*Problem to solve:*
The required result is one figure, the count of lines below with the string "Research" in them.

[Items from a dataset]
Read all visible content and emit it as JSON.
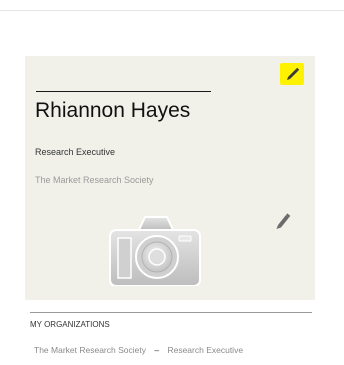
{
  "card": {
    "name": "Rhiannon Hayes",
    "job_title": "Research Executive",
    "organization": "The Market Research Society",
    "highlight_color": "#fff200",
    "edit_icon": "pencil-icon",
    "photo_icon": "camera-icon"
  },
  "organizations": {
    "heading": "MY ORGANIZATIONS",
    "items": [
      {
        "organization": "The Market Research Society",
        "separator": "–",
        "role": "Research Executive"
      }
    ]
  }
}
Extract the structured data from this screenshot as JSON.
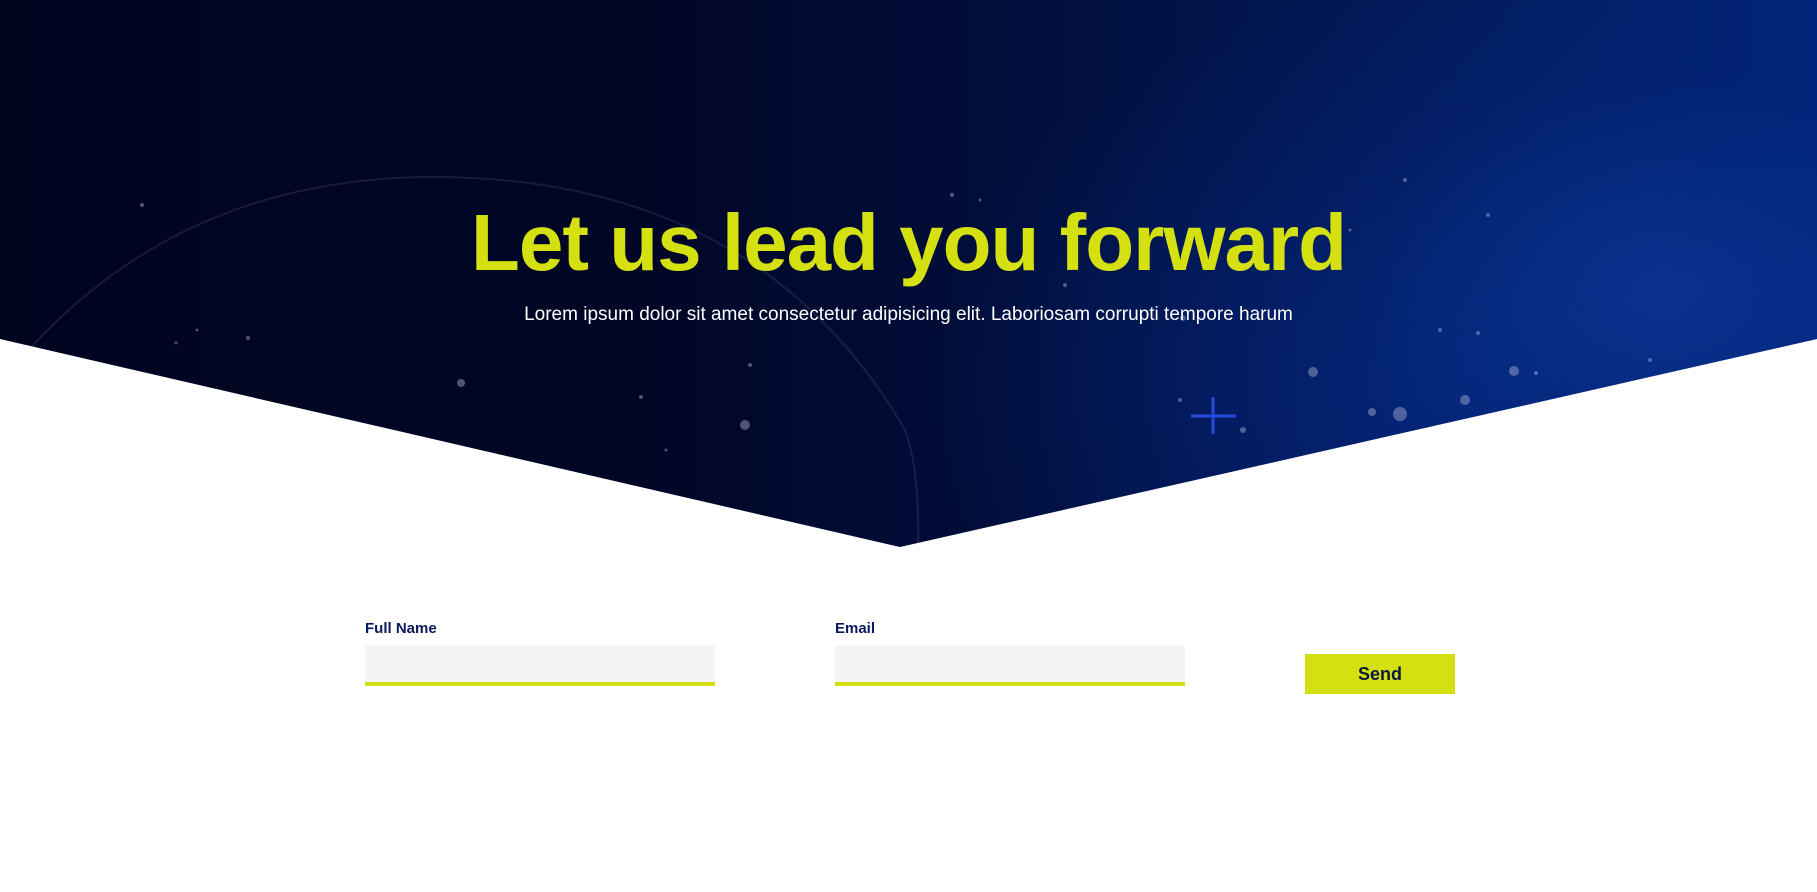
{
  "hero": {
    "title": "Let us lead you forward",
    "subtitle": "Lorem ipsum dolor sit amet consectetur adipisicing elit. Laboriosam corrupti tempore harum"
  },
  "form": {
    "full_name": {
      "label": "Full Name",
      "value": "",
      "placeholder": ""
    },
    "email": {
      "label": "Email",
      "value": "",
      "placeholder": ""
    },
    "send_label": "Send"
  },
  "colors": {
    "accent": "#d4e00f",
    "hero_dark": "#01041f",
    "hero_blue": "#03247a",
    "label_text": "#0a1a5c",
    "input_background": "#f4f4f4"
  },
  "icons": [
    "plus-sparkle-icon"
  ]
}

*Expected answer:*
4